### [TASK TO CARRY OUT]
What the task needs is every record repeated exactly, nothing more.

### [DATA FOR THIS EXERCISE]

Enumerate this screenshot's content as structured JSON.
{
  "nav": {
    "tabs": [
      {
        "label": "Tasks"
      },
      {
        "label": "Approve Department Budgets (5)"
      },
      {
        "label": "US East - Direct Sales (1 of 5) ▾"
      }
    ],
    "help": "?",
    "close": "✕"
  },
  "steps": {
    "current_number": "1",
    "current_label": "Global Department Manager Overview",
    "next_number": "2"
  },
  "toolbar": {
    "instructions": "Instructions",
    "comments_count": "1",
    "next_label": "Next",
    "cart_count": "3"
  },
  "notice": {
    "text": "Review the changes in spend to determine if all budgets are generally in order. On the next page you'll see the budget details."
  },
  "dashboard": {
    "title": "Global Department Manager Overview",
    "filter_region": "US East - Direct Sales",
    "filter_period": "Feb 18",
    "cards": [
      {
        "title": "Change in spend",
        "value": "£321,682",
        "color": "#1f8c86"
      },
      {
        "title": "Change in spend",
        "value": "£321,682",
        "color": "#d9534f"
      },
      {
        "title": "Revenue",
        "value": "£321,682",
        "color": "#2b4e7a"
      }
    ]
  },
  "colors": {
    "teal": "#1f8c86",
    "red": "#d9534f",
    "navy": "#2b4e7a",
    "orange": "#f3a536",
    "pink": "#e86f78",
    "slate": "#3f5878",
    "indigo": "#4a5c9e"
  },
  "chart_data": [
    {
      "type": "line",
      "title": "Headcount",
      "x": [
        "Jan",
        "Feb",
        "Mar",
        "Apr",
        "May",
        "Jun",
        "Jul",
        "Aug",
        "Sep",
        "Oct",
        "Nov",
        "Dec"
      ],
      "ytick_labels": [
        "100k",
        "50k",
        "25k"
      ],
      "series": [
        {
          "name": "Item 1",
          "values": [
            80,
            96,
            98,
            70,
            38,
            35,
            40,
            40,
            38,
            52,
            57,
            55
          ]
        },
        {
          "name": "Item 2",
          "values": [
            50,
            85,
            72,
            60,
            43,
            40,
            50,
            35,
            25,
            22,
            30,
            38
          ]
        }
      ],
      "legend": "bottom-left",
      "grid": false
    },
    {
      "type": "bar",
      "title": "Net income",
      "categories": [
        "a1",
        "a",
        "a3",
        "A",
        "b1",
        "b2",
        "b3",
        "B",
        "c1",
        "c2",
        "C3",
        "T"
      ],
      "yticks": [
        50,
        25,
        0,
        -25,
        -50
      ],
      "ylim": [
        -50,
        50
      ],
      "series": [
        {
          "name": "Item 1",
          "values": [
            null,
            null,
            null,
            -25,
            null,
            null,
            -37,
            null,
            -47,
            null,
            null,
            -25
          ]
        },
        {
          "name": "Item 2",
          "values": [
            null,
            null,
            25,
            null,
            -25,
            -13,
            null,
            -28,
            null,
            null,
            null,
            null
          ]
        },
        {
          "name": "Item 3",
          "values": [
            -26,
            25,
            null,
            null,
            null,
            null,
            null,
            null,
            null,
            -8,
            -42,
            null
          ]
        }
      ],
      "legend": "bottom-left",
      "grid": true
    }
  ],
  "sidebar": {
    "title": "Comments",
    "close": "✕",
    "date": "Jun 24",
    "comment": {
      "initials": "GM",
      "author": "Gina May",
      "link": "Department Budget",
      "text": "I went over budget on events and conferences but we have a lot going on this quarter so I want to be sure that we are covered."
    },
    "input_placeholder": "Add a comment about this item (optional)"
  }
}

### [ANSWER SECTION]
Enumerate this screenshot's content as structured JSON.
{
  "nav": {
    "tabs": [
      {
        "label": "Tasks"
      },
      {
        "label": "Approve Department Budgets (5)"
      },
      {
        "label": "US East - Direct Sales (1 of 5) ▾"
      }
    ],
    "help": "?",
    "close": "✕"
  },
  "steps": {
    "current_number": "1",
    "current_label": "Global Department Manager Overview",
    "next_number": "2"
  },
  "toolbar": {
    "instructions": "Instructions",
    "comments_count": "1",
    "next_label": "Next",
    "cart_count": "3"
  },
  "notice": {
    "text": "Review the changes in spend to determine if all budgets are generally in order. On the next page you'll see the budget details."
  },
  "dashboard": {
    "title": "Global Department Manager Overview",
    "filter_region": "US East - Direct Sales",
    "filter_period": "Feb 18",
    "cards": [
      {
        "title": "Change in spend",
        "value": "£321,682",
        "color": "#1f8c86"
      },
      {
        "title": "Change in spend",
        "value": "£321,682",
        "color": "#d9534f"
      },
      {
        "title": "Revenue",
        "value": "£321,682",
        "color": "#2b4e7a"
      }
    ]
  },
  "colors": {
    "teal": "#1f8c86",
    "red": "#d9534f",
    "navy": "#2b4e7a",
    "orange": "#f3a536",
    "pink": "#e86f78",
    "slate": "#3f5878",
    "indigo": "#4a5c9e"
  },
  "chart_data": [
    {
      "type": "line",
      "title": "Headcount",
      "x": [
        "Jan",
        "Feb",
        "Mar",
        "Apr",
        "May",
        "Jun",
        "Jul",
        "Aug",
        "Sep",
        "Oct",
        "Nov",
        "Dec"
      ],
      "ytick_labels": [
        "100k",
        "50k",
        "25k"
      ],
      "series": [
        {
          "name": "Item 1",
          "values": [
            80,
            96,
            98,
            70,
            38,
            35,
            40,
            40,
            38,
            52,
            57,
            55
          ]
        },
        {
          "name": "Item 2",
          "values": [
            50,
            85,
            72,
            60,
            43,
            40,
            50,
            35,
            25,
            22,
            30,
            38
          ]
        }
      ],
      "legend": "bottom-left",
      "grid": false
    },
    {
      "type": "bar",
      "title": "Net income",
      "categories": [
        "a1",
        "a",
        "a3",
        "A",
        "b1",
        "b2",
        "b3",
        "B",
        "c1",
        "c2",
        "C3",
        "T"
      ],
      "yticks": [
        50,
        25,
        0,
        -25,
        -50
      ],
      "ylim": [
        -50,
        50
      ],
      "series": [
        {
          "name": "Item 1",
          "values": [
            null,
            null,
            null,
            -25,
            null,
            null,
            -37,
            null,
            -47,
            null,
            null,
            -25
          ]
        },
        {
          "name": "Item 2",
          "values": [
            null,
            null,
            25,
            null,
            -25,
            -13,
            null,
            -28,
            null,
            null,
            null,
            null
          ]
        },
        {
          "name": "Item 3",
          "values": [
            -26,
            25,
            null,
            null,
            null,
            null,
            null,
            null,
            null,
            -8,
            -42,
            null
          ]
        }
      ],
      "legend": "bottom-left",
      "grid": true
    }
  ],
  "sidebar": {
    "title": "Comments",
    "close": "✕",
    "date": "Jun 24",
    "comment": {
      "initials": "GM",
      "author": "Gina May",
      "link": "Department Budget",
      "text": "I went over budget on events and conferences but we have a lot going on this quarter so I want to be sure that we are covered."
    },
    "input_placeholder": "Add a comment about this item (optional)"
  }
}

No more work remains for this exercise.